Conservatives and a few of the nation’s largest utilities companies are gathering momentum to roll back Renewable Portfolio Standards (RPS) in several states. Their efforts stem from concern over net-energy payments made to utility customers who produce excess renewable (solar) energy.
See current updated report and map on all states current Renewable Portfolio Standards and other specific state updates in the Midwest and California; and how new policies in your state will impact green building and renewable energy.
Claims that these payments, given mass adaption of solar, could potentially “bankrupt” utilities are mostly unfounded. Especially given adaption and technology advancement in the electric vehicle transportation sector. See What’s So Smart About the Smart Grid?
More and more cities are setting ambitious targets for renewable energy. San Diego, for instance, wants to be 100% renewable by 2035. But how do you achieve such ambitious targets?
Jesse Berst of Smart Cities Counsel says “One neighborhood at a time” may prove to be the right answer. Schneider Electric is helping both Corsica and the Philippines with small- to mid-sized projects. Each such project is a meaningful step towards energy that is not just more renewable, but more reliable and resilient as well.
Communities are also citing resiliency as the new most important reason to implement smart grid and renewable energy technology.
With utility brown and black outs, and climate change challenges on the increase in many cities, smart infrastructure is now becoming more relevant.
Sustainable Cities Network’s recent December 2, 2015 blog highlights information about the new resiliency trends toward renewable power generation.

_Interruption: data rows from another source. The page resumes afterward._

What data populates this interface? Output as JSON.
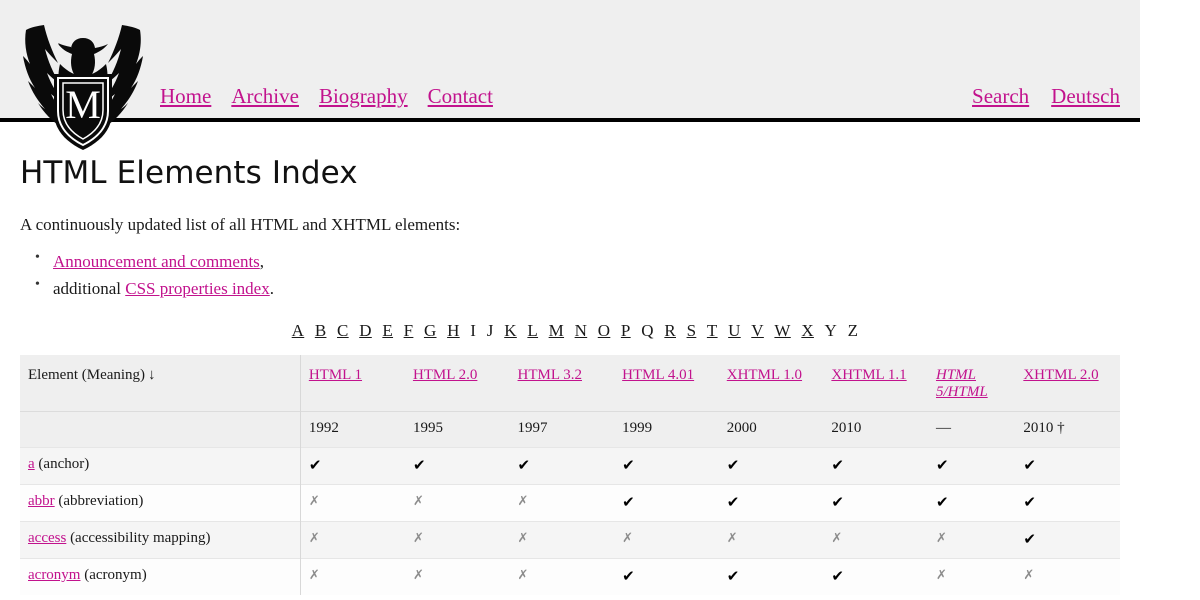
{
  "header": {
    "logo_icon": "eagle-shield-logo",
    "logo_letter": "M",
    "nav_left": [
      {
        "label": "Home"
      },
      {
        "label": "Archive"
      },
      {
        "label": "Biography"
      },
      {
        "label": "Contact"
      }
    ],
    "nav_right": [
      {
        "label": "Search"
      },
      {
        "label": "Deutsch"
      }
    ]
  },
  "main": {
    "title": "HTML Elements Index",
    "lede": "A continuously updated list of all HTML and XHTML elements:",
    "bullets": [
      {
        "link": "Announcement and comments",
        "after": ","
      },
      {
        "before": "additional ",
        "link": "CSS properties index",
        "after": "."
      }
    ]
  },
  "alphabet": [
    {
      "letter": "A",
      "linked": true
    },
    {
      "letter": "B",
      "linked": true
    },
    {
      "letter": "C",
      "linked": true
    },
    {
      "letter": "D",
      "linked": true
    },
    {
      "letter": "E",
      "linked": true
    },
    {
      "letter": "F",
      "linked": true
    },
    {
      "letter": "G",
      "linked": true
    },
    {
      "letter": "H",
      "linked": true
    },
    {
      "letter": "I",
      "linked": false
    },
    {
      "letter": "J",
      "linked": false
    },
    {
      "letter": "K",
      "linked": true
    },
    {
      "letter": "L",
      "linked": true
    },
    {
      "letter": "M",
      "linked": true
    },
    {
      "letter": "N",
      "linked": true
    },
    {
      "letter": "O",
      "linked": true
    },
    {
      "letter": "P",
      "linked": true
    },
    {
      "letter": "Q",
      "linked": false
    },
    {
      "letter": "R",
      "linked": true
    },
    {
      "letter": "S",
      "linked": true
    },
    {
      "letter": "T",
      "linked": true
    },
    {
      "letter": "U",
      "linked": true
    },
    {
      "letter": "V",
      "linked": true
    },
    {
      "letter": "W",
      "linked": true
    },
    {
      "letter": "X",
      "linked": true
    },
    {
      "letter": "Y",
      "linked": false
    },
    {
      "letter": "Z",
      "linked": false
    }
  ],
  "table": {
    "element_col_header": "Element (Meaning)",
    "sort_arrow": "↓",
    "version_columns": [
      {
        "label": "HTML 1",
        "year": "1992",
        "italic": false
      },
      {
        "label": "HTML 2.0",
        "year": "1995",
        "italic": false
      },
      {
        "label": "HTML 3.2",
        "year": "1997",
        "italic": false
      },
      {
        "label": "HTML 4.01",
        "year": "1999",
        "italic": false
      },
      {
        "label": "XHTML 1.0",
        "year": "2000",
        "italic": false
      },
      {
        "label": "XHTML 1.1",
        "year": "2010",
        "italic": false
      },
      {
        "label": "HTML 5/HTML",
        "year": "—",
        "italic": true
      },
      {
        "label": "XHTML 2.0",
        "year": "2010 †",
        "italic": false
      }
    ],
    "yes_mark": "✔",
    "no_mark": "✗",
    "rows": [
      {
        "element": "a",
        "meaning": "(anchor)",
        "support": [
          true,
          true,
          true,
          true,
          true,
          true,
          true,
          true
        ]
      },
      {
        "element": "abbr",
        "meaning": "(abbreviation)",
        "support": [
          false,
          false,
          false,
          true,
          true,
          true,
          true,
          true
        ]
      },
      {
        "element": "access",
        "meaning": "(accessibility mapping)",
        "support": [
          false,
          false,
          false,
          false,
          false,
          false,
          false,
          true
        ]
      },
      {
        "element": "acronym",
        "meaning": "(acronym)",
        "support": [
          false,
          false,
          false,
          true,
          true,
          true,
          false,
          false
        ]
      }
    ]
  },
  "colors": {
    "link": "#c2128d",
    "header_bg": "#efefef",
    "page_bg": "#ffffff",
    "yes": "#000000",
    "no": "#8c8c8c"
  }
}
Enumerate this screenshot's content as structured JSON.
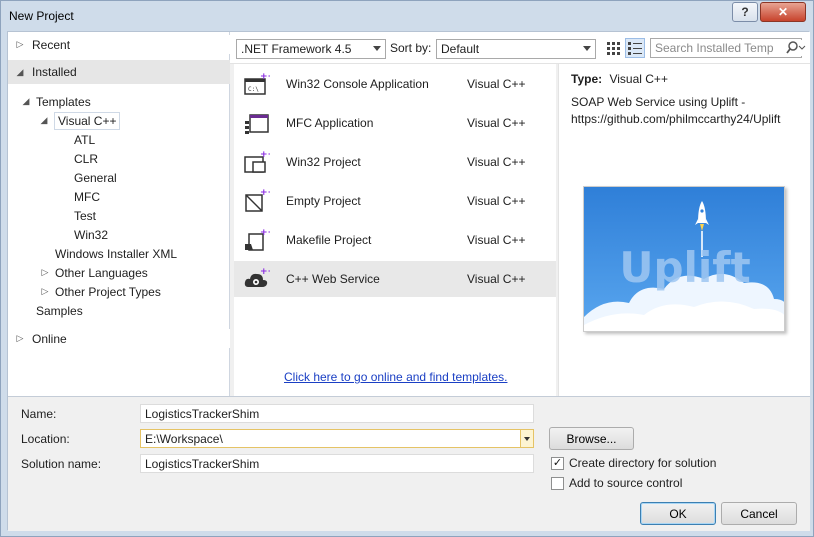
{
  "window": {
    "title": "New Project",
    "help": "?",
    "close": "✕"
  },
  "nav": {
    "recent": "Recent",
    "installed": "Installed",
    "templates": "Templates",
    "visual_cpp": "Visual C++",
    "atl": "ATL",
    "clr": "CLR",
    "general": "General",
    "mfc": "MFC",
    "test": "Test",
    "win32": "Win32",
    "windows_installer_xml": "Windows Installer XML",
    "other_languages": "Other Languages",
    "other_project_types": "Other Project Types",
    "samples": "Samples",
    "online": "Online"
  },
  "toolbar": {
    "framework": ".NET Framework 4.5",
    "sort_by_label": "Sort by:",
    "sort_value": "Default",
    "search_placeholder": "Search Installed Temp"
  },
  "templates": [
    {
      "name": "Win32 Console Application",
      "lang": "Visual C++",
      "icon": "console-app-icon"
    },
    {
      "name": "MFC Application",
      "lang": "Visual C++",
      "icon": "mfc-app-icon"
    },
    {
      "name": "Win32 Project",
      "lang": "Visual C++",
      "icon": "win32-project-icon"
    },
    {
      "name": "Empty Project",
      "lang": "Visual C++",
      "icon": "empty-project-icon"
    },
    {
      "name": "Makefile Project",
      "lang": "Visual C++",
      "icon": "makefile-project-icon"
    },
    {
      "name": "C++ Web Service",
      "lang": "Visual C++",
      "icon": "web-service-icon"
    }
  ],
  "online_link": "Click here to go online and find templates.",
  "details": {
    "type_label": "Type:",
    "type_value": "Visual C++",
    "description": "SOAP Web Service using Uplift - https://github.com/philmccarthy24/Uplift",
    "preview_logo_text": "Uplift"
  },
  "form": {
    "name_label": "Name:",
    "name_value": "LogisticsTrackerShim",
    "location_label": "Location:",
    "location_value": "E:\\Workspace\\",
    "solution_label": "Solution name:",
    "solution_value": "LogisticsTrackerShim",
    "browse": "Browse...",
    "create_dir": "Create directory for solution",
    "create_dir_checked": true,
    "add_source_control": "Add to source control",
    "add_source_control_checked": false,
    "ok": "OK",
    "cancel": "Cancel"
  },
  "colors": {
    "accent": "#3c7fb1",
    "link": "#1a3fc4",
    "preview_sky": "#2f7fd8"
  }
}
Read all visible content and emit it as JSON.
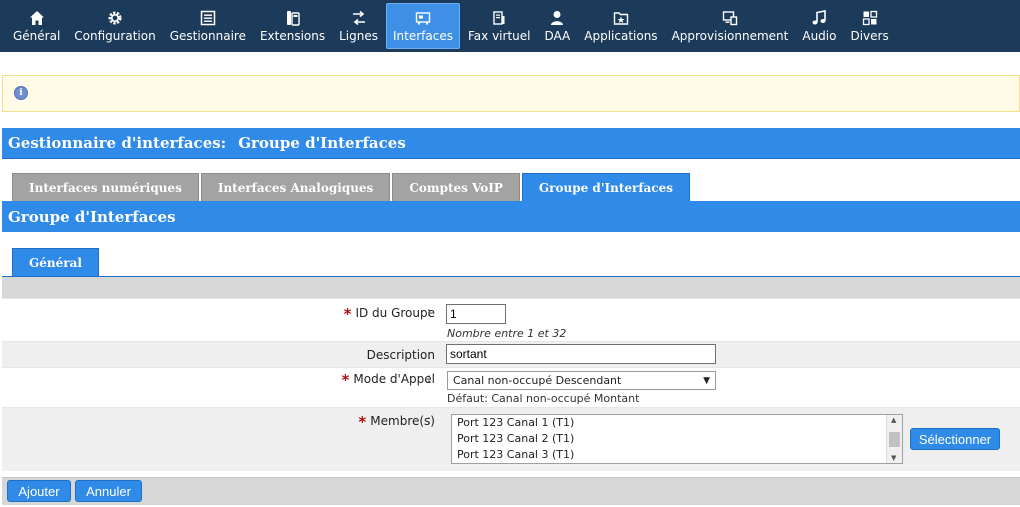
{
  "nav": {
    "items": [
      {
        "label": "Général",
        "icon": "home-icon"
      },
      {
        "label": "Configuration",
        "icon": "gear-icon"
      },
      {
        "label": "Gestionnaire",
        "icon": "list-icon"
      },
      {
        "label": "Extensions",
        "icon": "phone-icon"
      },
      {
        "label": "Lignes",
        "icon": "route-icon"
      },
      {
        "label": "Interfaces",
        "icon": "card-icon"
      },
      {
        "label": "Fax virtuel",
        "icon": "fax-icon"
      },
      {
        "label": "DAA",
        "icon": "person-icon"
      },
      {
        "label": "Applications",
        "icon": "folder-star-icon"
      },
      {
        "label": "Approvisionnement",
        "icon": "devices-icon"
      },
      {
        "label": "Audio",
        "icon": "music-icon"
      },
      {
        "label": "Divers",
        "icon": "grid-icon"
      }
    ],
    "active_index": 5
  },
  "page": {
    "title_part1": "Gestionnaire d'interfaces:",
    "title_part2": "Groupe d'Interfaces",
    "section_title": "Groupe d'Interfaces"
  },
  "tabs": [
    {
      "label": "Interfaces numériques",
      "active": false
    },
    {
      "label": "Interfaces Analogiques",
      "active": false
    },
    {
      "label": "Comptes VoIP",
      "active": false
    },
    {
      "label": "Groupe d'Interfaces",
      "active": true
    }
  ],
  "subtabs": [
    {
      "label": "Général"
    }
  ],
  "form": {
    "group_id": {
      "label": "ID du Groupe",
      "value": "1",
      "hint": "Nombre entre 1 et 32",
      "required": true
    },
    "description": {
      "label": "Description",
      "value": "sortant",
      "required": false
    },
    "call_mode": {
      "label": "Mode d'Appel",
      "value": "Canal non-occupé Descendant",
      "hint": "Défaut: Canal non-occupé Montant",
      "required": true
    },
    "members": {
      "label": "Membre(s)",
      "required": true,
      "options": [
        "Port 123 Canal 1 (T1)",
        "Port 123 Canal 2 (T1)",
        "Port 123 Canal 3 (T1)"
      ],
      "select_button": "Sélectionner"
    },
    "colon": ":",
    "required_mark": "*"
  },
  "actions": {
    "add": "Ajouter",
    "cancel": "Annuler"
  },
  "colors": {
    "nav_bg": "#1c3a5a",
    "accent": "#2f8ae8",
    "required": "#b01010"
  }
}
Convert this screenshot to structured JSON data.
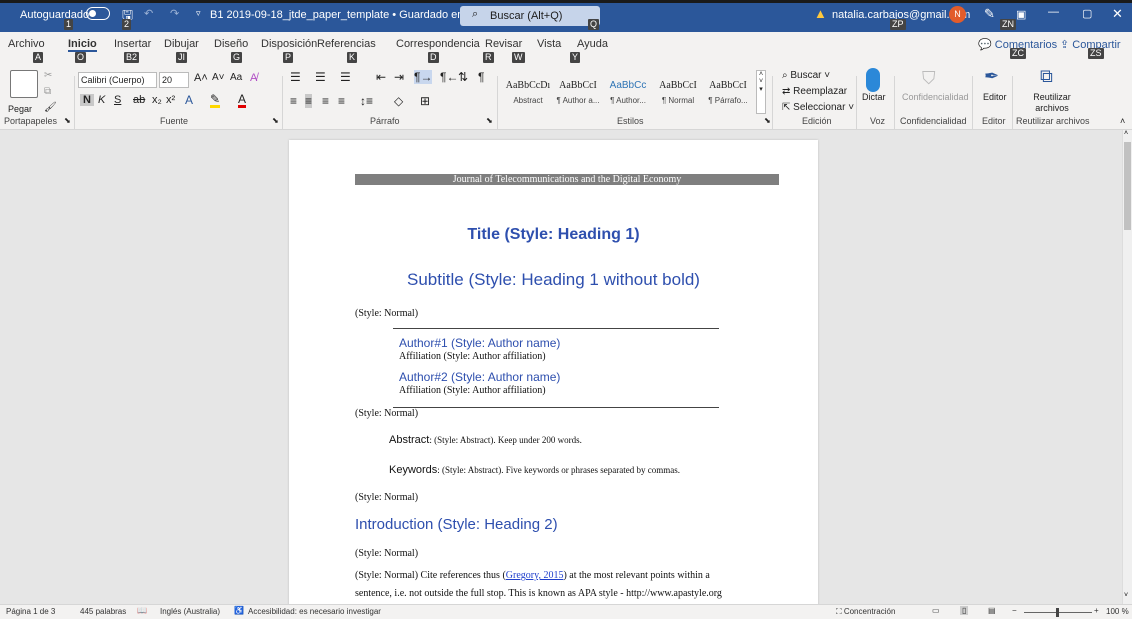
{
  "titlebar": {
    "autosave": "Autoguardado",
    "doc_title": "B1 2019-09-18_jtde_paper_template • Guardado en Este PC",
    "search_placeholder": "Buscar (Alt+Q)",
    "user": "natalia.carbajos@gmail.com",
    "avatar": "N",
    "keytips": {
      "autosave": "1",
      "save": "2",
      "search": "Q",
      "user": "ZP",
      "ideas": "ZN"
    }
  },
  "tabs": [
    {
      "label": "Archivo",
      "key": "A"
    },
    {
      "label": "Inicio",
      "key": "O"
    },
    {
      "label": "Insertar",
      "key": "B2"
    },
    {
      "label": "Dibujar",
      "key": "JI"
    },
    {
      "label": "Diseño",
      "key": "G"
    },
    {
      "label": "Disposición",
      "key": "P"
    },
    {
      "label": "Referencias",
      "key": "K"
    },
    {
      "label": "Correspondencia",
      "key": "D"
    },
    {
      "label": "Revisar",
      "key": "R"
    },
    {
      "label": "Vista",
      "key": "W"
    },
    {
      "label": "Ayuda",
      "key": "Y"
    }
  ],
  "comments_btn": {
    "label": "Comentarios",
    "key": "ZC"
  },
  "share_btn": {
    "label": "Compartir",
    "key": "ZS"
  },
  "ribbon": {
    "paste": "Pegar",
    "font_name": "Calibri (Cuerpo)",
    "font_size": "20",
    "styles": [
      {
        "preview": "AaBbCcDı",
        "name": "Abstract"
      },
      {
        "preview": "AaBbCcI",
        "name": "¶ Author a..."
      },
      {
        "preview": "AaBbCc",
        "name": "¶ Author..."
      },
      {
        "preview": "AaBbCcI",
        "name": "¶ Normal"
      },
      {
        "preview": "AaBbCcI",
        "name": "¶ Párrafo..."
      }
    ],
    "find": "Buscar",
    "replace": "Reemplazar",
    "select": "Seleccionar",
    "dictate": "Dictar",
    "confidentiality": "Confidencialidad",
    "editor": "Editor",
    "reuse": "Reutilizar archivos",
    "groups": {
      "clipboard": "Portapapeles",
      "font": "Fuente",
      "paragraph": "Párrafo",
      "styles": "Estilos",
      "editing": "Edición",
      "voice": "Voz",
      "confidentiality": "Confidencialidad",
      "editor": "Editor",
      "reuse": "Reutilizar archivos"
    }
  },
  "doc": {
    "journal_header": "Journal of Telecommunications and the Digital Economy",
    "title": "Title (Style: Heading 1)",
    "subtitle": "Subtitle (Style: Heading 1 without bold)",
    "normal1": "(Style: Normal)",
    "author1": "Author#1 (Style: Author name)",
    "aff1": "Affiliation (Style: Author affiliation)",
    "author2": "Author#2 (Style: Author name)",
    "aff2": "Affiliation (Style: Author affiliation)",
    "normal2": "(Style: Normal)",
    "abstract_label": "Abstract",
    "abstract_text": ": (Style: Abstract). Keep under 200 words.",
    "keywords_label": "Keywords",
    "keywords_text": ": (Style: Abstract). Five keywords or phrases separated by commas.",
    "normal3": "(Style: Normal)",
    "heading2": "Introduction (Style: Heading 2)",
    "normal4": "(Style: Normal)",
    "para_a": "(Style: Normal) Cite references thus (",
    "para_link": "Gregory, 2015",
    "para_b": ") at the most relevant points within a",
    "para_line2": "sentence, i.e. not outside the full stop.  This is known as APA style - http://www.apastyle.org"
  },
  "status": {
    "page": "Página 1 de 3",
    "words": "445 palabras",
    "lang": "Inglés (Australia)",
    "access": "Accesibilidad: es necesario investigar",
    "focus": "Concentración",
    "zoom": "100 %"
  },
  "colors": {
    "accent": "#2b579a",
    "heading": "#2e4fae"
  }
}
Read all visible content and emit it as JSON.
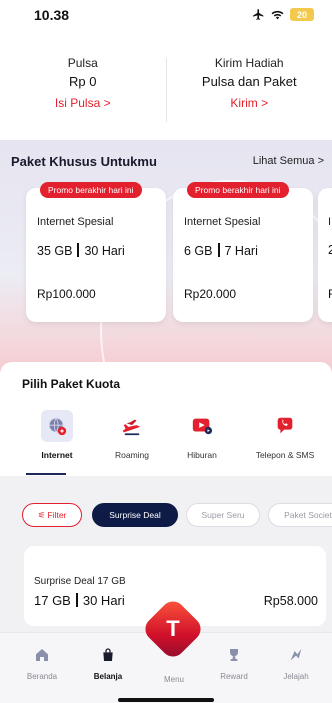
{
  "status_bar": {
    "time": "10.38",
    "battery": "20"
  },
  "balance": {
    "left": {
      "label": "Pulsa",
      "value": "Rp 0",
      "link": "Isi Pulsa  >"
    },
    "right": {
      "label": "Kirim Hadiah",
      "value": "Pulsa dan Paket",
      "link": "Kirim  >"
    }
  },
  "promo": {
    "title": "Paket Khusus Untukmu",
    "see_all": "Lihat Semua  >",
    "cards": [
      {
        "badge": "Promo berakhir hari ini",
        "title": "Internet Spesial",
        "quota": "35 GB",
        "duration": "30 Hari",
        "price": "Rp100.000"
      },
      {
        "badge": "Promo berakhir hari ini",
        "title": "Internet Spesial",
        "quota": "6 GB",
        "duration": "7 Hari",
        "price": "Rp20.000"
      },
      {
        "title": "I",
        "quota": "2",
        "price": "R"
      }
    ]
  },
  "kuota": {
    "title": "Pilih Paket Kuota",
    "categories": [
      {
        "label": "Internet",
        "icon": "globe-icon"
      },
      {
        "label": "Roaming",
        "icon": "plane-icon"
      },
      {
        "label": "Hiburan",
        "icon": "play-icon"
      },
      {
        "label": "Telepon & SMS",
        "icon": "phone-icon"
      }
    ]
  },
  "filters": {
    "filter_label": "Filter",
    "chips": [
      "Surprise Deal",
      "Super Seru",
      "Paket Societ"
    ]
  },
  "package": {
    "name": "Surprise Deal 17 GB",
    "quota": "17 GB",
    "duration": "30 Hari",
    "price": "Rp58.000"
  },
  "nav": {
    "items": [
      {
        "label": "Beranda",
        "icon": "home-icon"
      },
      {
        "label": "Belanja",
        "icon": "shopping-bag-icon"
      },
      {
        "label": "Menu",
        "icon": "telkomsel-logo-icon"
      },
      {
        "label": "Reward",
        "icon": "trophy-icon"
      },
      {
        "label": "Jelajah",
        "icon": "compass-icon"
      }
    ],
    "fab_letter": "T"
  },
  "colors": {
    "accent": "#e3202d",
    "navy": "#0f1b47"
  }
}
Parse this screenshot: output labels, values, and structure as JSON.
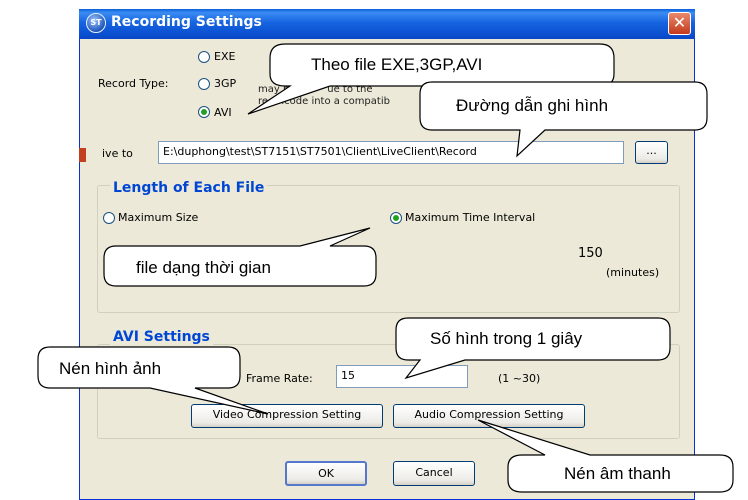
{
  "window": {
    "title": "Recording Settings"
  },
  "record_type": {
    "label": "Record Type:",
    "options": [
      "EXE",
      "3GP",
      "AVI"
    ],
    "selected": "AVI",
    "description_visible": "may be ... ue to the ... re-encode into a compatib..."
  },
  "save": {
    "label": "ive to",
    "path": "E:\\duphong\\test\\ST7151\\ST7501\\Client\\LiveClient\\Record",
    "browse_label": "..."
  },
  "length": {
    "title": "Length of Each File",
    "option_size": "Maximum Size",
    "option_time": "Maximum Time Interval",
    "selected": "Maximum Time Interval",
    "time_value": "150",
    "time_unit": "(minutes)"
  },
  "avi": {
    "title": "AVI Settings",
    "frame_rate_label": "Frame Rate:",
    "frame_rate_value": "15",
    "frame_rate_range": "(1 ~30)",
    "video_button": "Video Compression Setting",
    "audio_button": "Audio Compression Setting"
  },
  "footer": {
    "ok": "OK",
    "cancel": "Cancel"
  },
  "callouts": {
    "file_types": "Theo file EXE,3GP,AVI",
    "save_path": "Đường dẫn ghi hình",
    "time_file": "file dạng thời gian",
    "frames_per_second": "Số hình trong 1 giây",
    "image_compress": "Nén hình ảnh",
    "audio_compress": "Nén âm thanh"
  },
  "colors": {
    "titlebar": "#0a5fd8",
    "group_title": "#0046d5",
    "dialog_bg": "#ece9d8"
  }
}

Bottom line – it’s all about the economic affordability, resiliency and reliability- governments and consumers are finding it pays to just do it!